The Most Effective Way To Melt Peanut Butter

Let's take a moment to appreciate peanut butter. Not only is the nut butter packed with vitamin E and iron, but it also tastes delicious on more than just a peanut butter sandwich. While it's a satisfying experience to eat peanut butter by the giant spoonful straight from the jar, it's also a versatile ingredient to use in sweet or savory recipes. Though you could just scoop a dollop of cold peanut butter, there are times when it works better melted. When it comes to melting peanut butter, there are several options, but our preferred method is to use the microwave. Not only does it not require turning on the oven or dirtying a pan, it's also the simplest, and requires the least amount of work.

In order to microwave peanut butter, put however much you need in a microwave-safe bowl. Melt the peanut butter in 30-second intervals, so as not to risk burning it. Every 30 seconds, remove the bowl, give the peanut butter a good stir, and repeat the process until it's fully melted. If you've ever tempered chocolate in the microwave, you'll be a pro, as it's essentially the same method. In under two minutes, you should have perfectly smooth and stirrable peanut butter as a dip for your pretzels or a drizzle for your ice cream. If you don't own a microwave, there are a few other tried and true methods, though they won't be as efficient.

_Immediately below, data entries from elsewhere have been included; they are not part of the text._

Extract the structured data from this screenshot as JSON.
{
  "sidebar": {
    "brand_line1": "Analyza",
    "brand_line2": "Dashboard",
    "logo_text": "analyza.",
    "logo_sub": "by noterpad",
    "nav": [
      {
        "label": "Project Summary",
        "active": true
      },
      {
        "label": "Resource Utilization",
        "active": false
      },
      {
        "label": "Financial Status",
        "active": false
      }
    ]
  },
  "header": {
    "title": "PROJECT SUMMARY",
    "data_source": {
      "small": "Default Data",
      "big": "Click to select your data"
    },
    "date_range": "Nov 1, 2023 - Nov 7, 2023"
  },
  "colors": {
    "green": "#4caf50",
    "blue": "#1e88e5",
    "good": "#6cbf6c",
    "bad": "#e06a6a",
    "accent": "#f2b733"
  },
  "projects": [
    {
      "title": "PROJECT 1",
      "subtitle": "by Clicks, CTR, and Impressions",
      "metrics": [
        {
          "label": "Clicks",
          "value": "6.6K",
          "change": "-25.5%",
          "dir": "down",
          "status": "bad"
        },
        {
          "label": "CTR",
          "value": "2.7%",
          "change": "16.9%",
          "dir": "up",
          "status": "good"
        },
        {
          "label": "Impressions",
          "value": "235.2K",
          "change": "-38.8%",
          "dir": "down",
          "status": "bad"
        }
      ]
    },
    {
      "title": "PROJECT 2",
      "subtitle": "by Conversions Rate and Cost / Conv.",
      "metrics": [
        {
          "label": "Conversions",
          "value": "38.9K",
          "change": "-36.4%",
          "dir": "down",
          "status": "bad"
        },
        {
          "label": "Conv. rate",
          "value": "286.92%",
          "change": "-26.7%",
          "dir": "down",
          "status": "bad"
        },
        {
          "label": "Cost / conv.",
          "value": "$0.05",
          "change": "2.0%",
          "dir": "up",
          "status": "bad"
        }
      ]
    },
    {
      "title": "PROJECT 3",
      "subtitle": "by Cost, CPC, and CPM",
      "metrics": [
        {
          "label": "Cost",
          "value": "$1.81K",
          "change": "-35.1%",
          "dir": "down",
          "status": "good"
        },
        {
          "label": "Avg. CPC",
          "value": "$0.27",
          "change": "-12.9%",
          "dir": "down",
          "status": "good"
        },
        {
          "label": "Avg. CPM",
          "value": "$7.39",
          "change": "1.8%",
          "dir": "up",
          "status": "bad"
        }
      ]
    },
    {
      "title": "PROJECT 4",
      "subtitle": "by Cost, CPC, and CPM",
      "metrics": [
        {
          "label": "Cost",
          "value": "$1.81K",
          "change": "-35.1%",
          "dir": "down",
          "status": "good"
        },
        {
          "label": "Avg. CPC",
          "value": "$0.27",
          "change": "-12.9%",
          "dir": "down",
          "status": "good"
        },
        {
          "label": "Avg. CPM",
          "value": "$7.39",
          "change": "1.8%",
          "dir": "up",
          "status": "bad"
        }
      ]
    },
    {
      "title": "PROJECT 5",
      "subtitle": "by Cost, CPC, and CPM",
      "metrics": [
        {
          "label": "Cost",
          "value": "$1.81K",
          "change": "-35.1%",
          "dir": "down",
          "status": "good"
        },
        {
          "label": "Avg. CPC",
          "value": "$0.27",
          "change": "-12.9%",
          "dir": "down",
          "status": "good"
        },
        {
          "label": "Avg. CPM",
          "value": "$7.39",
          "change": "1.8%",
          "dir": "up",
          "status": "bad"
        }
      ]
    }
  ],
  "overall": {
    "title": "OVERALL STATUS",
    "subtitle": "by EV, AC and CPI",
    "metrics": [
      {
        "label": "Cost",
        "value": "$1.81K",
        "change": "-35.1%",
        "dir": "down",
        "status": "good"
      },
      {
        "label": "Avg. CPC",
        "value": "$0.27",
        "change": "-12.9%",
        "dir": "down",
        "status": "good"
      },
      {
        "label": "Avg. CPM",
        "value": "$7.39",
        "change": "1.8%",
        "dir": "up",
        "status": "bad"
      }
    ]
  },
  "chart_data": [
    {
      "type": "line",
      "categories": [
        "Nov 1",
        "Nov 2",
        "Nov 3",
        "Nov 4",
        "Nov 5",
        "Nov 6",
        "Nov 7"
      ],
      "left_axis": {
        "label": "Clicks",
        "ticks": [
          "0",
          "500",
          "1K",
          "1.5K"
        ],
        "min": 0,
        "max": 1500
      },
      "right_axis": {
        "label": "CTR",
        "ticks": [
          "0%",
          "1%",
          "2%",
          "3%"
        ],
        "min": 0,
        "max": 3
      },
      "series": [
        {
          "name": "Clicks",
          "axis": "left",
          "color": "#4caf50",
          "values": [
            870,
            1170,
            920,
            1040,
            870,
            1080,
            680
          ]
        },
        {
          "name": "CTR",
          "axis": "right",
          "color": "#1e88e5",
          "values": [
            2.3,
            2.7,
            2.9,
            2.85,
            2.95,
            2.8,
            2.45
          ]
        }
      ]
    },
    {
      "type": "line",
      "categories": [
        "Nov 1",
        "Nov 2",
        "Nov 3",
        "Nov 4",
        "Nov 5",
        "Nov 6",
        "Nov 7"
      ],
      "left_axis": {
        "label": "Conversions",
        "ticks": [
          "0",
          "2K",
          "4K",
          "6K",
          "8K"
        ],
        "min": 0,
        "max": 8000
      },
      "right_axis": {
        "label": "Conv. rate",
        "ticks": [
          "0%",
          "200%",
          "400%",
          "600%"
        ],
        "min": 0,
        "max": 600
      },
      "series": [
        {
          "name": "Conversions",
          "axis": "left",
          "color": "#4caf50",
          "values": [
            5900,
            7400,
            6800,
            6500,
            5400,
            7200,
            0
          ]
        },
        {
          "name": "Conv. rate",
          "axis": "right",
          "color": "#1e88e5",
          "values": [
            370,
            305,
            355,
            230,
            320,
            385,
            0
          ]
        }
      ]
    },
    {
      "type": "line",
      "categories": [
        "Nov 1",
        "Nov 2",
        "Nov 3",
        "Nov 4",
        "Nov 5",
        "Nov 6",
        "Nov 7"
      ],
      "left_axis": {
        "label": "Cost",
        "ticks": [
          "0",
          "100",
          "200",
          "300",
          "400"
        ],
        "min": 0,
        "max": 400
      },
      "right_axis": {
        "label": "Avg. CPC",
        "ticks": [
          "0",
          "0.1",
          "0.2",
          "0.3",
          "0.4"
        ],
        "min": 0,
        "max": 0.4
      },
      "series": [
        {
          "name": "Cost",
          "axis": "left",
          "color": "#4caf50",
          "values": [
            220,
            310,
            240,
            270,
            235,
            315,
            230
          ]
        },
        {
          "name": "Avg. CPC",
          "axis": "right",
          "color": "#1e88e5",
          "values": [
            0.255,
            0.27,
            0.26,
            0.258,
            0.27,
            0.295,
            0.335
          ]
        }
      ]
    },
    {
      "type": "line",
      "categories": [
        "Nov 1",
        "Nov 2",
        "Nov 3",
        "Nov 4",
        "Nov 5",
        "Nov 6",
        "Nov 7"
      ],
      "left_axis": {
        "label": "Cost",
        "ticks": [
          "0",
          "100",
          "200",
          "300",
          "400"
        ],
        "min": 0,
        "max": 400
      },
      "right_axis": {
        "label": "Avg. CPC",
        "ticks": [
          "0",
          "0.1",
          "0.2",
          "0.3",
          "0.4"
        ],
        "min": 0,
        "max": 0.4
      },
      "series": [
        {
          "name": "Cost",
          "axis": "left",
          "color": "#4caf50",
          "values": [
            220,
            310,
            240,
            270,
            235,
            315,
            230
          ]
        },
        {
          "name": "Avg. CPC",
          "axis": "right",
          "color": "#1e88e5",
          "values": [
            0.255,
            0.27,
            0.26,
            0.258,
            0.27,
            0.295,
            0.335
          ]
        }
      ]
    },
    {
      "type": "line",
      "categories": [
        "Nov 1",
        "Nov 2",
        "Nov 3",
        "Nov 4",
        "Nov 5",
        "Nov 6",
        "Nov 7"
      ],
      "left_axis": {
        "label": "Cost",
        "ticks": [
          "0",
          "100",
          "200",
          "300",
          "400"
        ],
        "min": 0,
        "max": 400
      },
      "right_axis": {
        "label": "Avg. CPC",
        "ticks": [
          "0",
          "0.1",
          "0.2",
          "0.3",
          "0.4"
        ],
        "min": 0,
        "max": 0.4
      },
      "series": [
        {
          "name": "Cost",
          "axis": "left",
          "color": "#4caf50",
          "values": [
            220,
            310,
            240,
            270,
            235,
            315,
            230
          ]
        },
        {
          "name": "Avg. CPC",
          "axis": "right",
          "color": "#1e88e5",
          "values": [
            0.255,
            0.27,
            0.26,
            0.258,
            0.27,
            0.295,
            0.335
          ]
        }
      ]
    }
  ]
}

How to use melted peanut butter

Whisking peanut butter works to give it a melted consistency without adding additional heat, for times when you need your thinner and runnier peanut butter to be at room temperature. Another option is to melt it on the stovetop. Add your peanut butter to the pot and stir till melted, at a very low temperature. The peanut butter can burn quickly on the stove, but it's a speedy process, so as long as you keep the temperature low, you won't spend too much time stirring.

Once you have your melted peanut butter the options are endless. Use it as a drizzle on popcorn, brownies, or banana pancakes. Peanut butter is a staple in many savory dishes, and it's much easier to stir in melted peanut butter than a big glop of the cold stuff. For the simplest recipe possible, mix in some tamari, maple syrup, garlic, ginger, and a squeeze of lime juice right out of the microwave and you've got a five-minute peanut sauce for noodles or rice. When working with melted peanut butter, make sure to move quickly, as it will revert to its original state as it cools down. If you stir in some water or other liquid while it's melted, it should stay pliable for as long as you need it. And if for any reason you need your melted peanut butter to firm up, quickly pop it in the fridge until it reaches the desired consistency.